[Start of Attachment]

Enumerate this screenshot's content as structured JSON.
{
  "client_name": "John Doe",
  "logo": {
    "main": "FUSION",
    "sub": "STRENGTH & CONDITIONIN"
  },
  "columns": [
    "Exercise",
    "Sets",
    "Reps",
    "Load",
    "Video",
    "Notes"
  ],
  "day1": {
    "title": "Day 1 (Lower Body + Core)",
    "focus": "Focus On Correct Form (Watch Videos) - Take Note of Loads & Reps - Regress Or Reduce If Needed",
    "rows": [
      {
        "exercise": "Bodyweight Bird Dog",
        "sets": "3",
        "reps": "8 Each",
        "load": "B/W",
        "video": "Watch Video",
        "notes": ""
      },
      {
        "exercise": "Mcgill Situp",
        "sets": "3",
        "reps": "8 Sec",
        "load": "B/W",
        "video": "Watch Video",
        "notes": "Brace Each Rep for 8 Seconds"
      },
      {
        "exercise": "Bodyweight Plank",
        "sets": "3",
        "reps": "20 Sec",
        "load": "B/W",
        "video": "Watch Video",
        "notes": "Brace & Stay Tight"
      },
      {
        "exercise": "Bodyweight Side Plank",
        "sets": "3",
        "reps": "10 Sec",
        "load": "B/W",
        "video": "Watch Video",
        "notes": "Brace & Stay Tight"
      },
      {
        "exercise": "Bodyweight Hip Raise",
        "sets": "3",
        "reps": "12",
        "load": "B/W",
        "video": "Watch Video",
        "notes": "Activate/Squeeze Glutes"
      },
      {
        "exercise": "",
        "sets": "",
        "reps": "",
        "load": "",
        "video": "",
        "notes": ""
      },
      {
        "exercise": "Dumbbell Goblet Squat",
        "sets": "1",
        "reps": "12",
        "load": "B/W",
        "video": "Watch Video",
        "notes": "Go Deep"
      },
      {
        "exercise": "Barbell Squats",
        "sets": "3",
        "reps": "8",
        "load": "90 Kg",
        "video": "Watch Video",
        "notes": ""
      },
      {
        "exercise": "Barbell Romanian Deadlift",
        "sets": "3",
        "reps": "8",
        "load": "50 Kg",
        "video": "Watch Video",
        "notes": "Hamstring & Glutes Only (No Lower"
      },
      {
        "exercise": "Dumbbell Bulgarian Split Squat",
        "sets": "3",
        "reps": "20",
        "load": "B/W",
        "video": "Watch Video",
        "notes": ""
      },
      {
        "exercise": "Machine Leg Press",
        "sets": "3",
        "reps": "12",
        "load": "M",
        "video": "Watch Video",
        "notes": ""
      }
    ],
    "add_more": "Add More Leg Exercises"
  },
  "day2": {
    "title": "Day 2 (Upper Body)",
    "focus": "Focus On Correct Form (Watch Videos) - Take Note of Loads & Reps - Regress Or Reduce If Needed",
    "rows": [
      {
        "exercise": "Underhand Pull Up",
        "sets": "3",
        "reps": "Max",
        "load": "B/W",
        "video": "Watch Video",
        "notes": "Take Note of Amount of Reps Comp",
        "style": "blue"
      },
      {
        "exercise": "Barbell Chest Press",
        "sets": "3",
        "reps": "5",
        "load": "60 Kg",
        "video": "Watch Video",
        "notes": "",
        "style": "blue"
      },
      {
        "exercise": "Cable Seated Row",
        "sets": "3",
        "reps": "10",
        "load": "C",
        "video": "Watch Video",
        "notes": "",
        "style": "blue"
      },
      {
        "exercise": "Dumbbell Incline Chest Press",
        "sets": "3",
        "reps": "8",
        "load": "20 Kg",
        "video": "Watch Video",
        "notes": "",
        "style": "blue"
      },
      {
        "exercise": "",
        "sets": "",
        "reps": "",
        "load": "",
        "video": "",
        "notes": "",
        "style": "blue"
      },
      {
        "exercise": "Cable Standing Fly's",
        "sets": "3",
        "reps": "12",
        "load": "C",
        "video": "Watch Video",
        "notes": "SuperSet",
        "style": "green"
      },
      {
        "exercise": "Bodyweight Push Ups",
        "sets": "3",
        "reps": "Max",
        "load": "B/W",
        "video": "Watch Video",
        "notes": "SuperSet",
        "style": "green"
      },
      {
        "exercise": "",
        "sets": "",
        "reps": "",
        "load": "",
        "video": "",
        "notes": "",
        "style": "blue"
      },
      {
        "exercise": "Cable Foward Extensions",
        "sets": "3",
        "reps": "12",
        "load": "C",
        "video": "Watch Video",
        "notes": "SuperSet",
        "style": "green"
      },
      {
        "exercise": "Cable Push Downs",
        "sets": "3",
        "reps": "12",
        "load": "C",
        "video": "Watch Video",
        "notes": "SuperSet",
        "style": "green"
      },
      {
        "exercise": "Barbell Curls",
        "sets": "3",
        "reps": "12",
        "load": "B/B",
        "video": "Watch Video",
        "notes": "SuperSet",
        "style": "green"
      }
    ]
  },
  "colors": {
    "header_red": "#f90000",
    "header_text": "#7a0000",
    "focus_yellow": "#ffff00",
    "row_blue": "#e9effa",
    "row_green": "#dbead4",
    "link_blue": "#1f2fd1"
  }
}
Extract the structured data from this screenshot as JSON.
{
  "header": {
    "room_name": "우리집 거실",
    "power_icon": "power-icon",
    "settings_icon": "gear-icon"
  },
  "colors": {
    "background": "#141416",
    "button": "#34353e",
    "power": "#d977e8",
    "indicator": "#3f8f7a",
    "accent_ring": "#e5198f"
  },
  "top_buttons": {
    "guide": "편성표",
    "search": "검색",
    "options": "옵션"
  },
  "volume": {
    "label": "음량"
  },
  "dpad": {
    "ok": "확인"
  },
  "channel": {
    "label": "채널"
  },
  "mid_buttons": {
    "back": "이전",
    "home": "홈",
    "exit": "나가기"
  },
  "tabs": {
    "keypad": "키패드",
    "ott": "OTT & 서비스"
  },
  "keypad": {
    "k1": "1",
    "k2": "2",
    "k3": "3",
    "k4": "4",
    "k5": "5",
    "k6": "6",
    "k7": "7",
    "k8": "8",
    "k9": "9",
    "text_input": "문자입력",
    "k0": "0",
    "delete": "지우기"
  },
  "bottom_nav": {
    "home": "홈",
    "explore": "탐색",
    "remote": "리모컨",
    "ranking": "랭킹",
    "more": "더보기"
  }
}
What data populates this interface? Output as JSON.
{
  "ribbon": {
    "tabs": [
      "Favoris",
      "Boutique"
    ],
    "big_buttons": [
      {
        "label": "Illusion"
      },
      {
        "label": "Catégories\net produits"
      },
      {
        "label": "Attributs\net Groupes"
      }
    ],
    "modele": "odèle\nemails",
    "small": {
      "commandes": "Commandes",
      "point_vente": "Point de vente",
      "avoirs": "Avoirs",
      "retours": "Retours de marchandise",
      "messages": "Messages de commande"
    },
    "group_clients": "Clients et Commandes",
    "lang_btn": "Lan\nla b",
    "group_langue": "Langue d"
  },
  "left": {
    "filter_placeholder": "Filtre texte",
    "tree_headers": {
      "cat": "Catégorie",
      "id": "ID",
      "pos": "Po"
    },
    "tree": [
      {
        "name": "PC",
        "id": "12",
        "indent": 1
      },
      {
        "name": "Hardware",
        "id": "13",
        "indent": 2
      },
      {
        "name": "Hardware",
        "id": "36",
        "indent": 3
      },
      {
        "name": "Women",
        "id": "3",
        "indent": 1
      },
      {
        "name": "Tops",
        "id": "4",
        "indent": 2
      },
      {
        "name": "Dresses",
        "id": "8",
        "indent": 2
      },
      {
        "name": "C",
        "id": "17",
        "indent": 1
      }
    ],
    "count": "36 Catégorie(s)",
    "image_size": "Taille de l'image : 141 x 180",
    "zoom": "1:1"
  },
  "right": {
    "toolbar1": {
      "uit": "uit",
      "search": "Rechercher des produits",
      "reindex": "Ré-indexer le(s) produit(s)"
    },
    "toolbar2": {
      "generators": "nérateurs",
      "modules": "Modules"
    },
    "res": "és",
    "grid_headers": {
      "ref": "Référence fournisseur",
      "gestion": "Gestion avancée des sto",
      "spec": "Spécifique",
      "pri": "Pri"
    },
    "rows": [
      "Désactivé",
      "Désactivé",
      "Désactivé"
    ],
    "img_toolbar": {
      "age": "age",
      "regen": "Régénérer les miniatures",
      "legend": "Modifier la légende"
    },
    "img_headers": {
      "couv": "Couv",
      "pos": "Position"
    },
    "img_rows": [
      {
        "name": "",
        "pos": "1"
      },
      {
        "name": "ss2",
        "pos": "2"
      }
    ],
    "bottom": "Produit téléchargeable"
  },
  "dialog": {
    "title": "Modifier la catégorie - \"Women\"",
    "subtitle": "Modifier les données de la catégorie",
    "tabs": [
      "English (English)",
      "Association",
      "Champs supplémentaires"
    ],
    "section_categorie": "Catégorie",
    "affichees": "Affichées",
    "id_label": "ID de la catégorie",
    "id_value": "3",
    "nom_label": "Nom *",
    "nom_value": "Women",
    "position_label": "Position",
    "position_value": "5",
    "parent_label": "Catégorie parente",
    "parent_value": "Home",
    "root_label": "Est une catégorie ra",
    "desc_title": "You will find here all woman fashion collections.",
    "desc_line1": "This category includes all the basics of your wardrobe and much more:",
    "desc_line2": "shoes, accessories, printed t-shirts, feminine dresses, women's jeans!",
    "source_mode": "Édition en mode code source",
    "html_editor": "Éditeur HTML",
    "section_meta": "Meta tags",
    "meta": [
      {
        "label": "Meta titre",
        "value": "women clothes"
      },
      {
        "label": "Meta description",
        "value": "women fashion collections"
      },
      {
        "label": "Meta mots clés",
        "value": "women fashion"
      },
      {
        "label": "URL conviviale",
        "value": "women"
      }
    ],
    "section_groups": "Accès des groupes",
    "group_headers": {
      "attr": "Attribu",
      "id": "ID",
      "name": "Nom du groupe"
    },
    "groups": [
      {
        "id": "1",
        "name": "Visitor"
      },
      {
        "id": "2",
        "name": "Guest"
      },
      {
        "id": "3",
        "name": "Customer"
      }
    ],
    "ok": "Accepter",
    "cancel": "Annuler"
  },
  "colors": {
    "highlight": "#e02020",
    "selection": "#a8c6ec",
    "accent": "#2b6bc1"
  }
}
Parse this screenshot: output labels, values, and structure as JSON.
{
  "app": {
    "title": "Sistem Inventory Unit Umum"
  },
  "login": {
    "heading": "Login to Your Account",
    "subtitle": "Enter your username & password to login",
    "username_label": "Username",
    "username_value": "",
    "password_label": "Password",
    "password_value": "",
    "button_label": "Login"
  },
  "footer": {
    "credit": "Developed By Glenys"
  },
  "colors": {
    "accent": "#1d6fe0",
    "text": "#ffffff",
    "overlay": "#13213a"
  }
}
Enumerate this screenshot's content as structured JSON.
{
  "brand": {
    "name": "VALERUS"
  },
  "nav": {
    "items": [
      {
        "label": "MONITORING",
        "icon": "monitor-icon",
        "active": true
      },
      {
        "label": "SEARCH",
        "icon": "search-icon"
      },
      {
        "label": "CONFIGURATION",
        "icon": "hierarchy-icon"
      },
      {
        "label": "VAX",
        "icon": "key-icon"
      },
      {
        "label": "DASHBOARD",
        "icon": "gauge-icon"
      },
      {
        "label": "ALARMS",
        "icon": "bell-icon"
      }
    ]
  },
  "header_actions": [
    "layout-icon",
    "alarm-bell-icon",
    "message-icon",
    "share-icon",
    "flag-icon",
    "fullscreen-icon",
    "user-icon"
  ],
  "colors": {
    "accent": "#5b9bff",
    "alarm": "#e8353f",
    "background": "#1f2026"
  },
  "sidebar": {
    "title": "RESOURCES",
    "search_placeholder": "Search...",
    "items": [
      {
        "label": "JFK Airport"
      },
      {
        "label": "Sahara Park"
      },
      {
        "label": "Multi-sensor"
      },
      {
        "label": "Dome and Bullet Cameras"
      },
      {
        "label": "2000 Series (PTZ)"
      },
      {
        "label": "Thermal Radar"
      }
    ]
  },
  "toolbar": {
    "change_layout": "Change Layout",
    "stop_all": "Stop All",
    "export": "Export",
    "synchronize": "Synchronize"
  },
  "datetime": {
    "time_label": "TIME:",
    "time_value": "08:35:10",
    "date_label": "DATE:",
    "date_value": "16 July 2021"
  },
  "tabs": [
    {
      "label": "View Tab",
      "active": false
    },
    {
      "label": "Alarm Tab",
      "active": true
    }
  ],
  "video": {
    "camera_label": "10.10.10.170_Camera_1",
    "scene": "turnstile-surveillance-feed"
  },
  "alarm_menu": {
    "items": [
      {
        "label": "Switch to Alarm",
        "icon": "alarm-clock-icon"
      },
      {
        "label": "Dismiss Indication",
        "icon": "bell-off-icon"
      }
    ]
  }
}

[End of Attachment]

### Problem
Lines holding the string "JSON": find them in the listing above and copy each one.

### Completed exercise
Enumerate this screenshot's content as structured JSON.
Extract the structured data from this screenshot as JSON.
What data populates this interface? Output as JSON.
Parse this screenshot: output labels, values, and structure as JSON.
Enumerate this screenshot's content as structured JSON.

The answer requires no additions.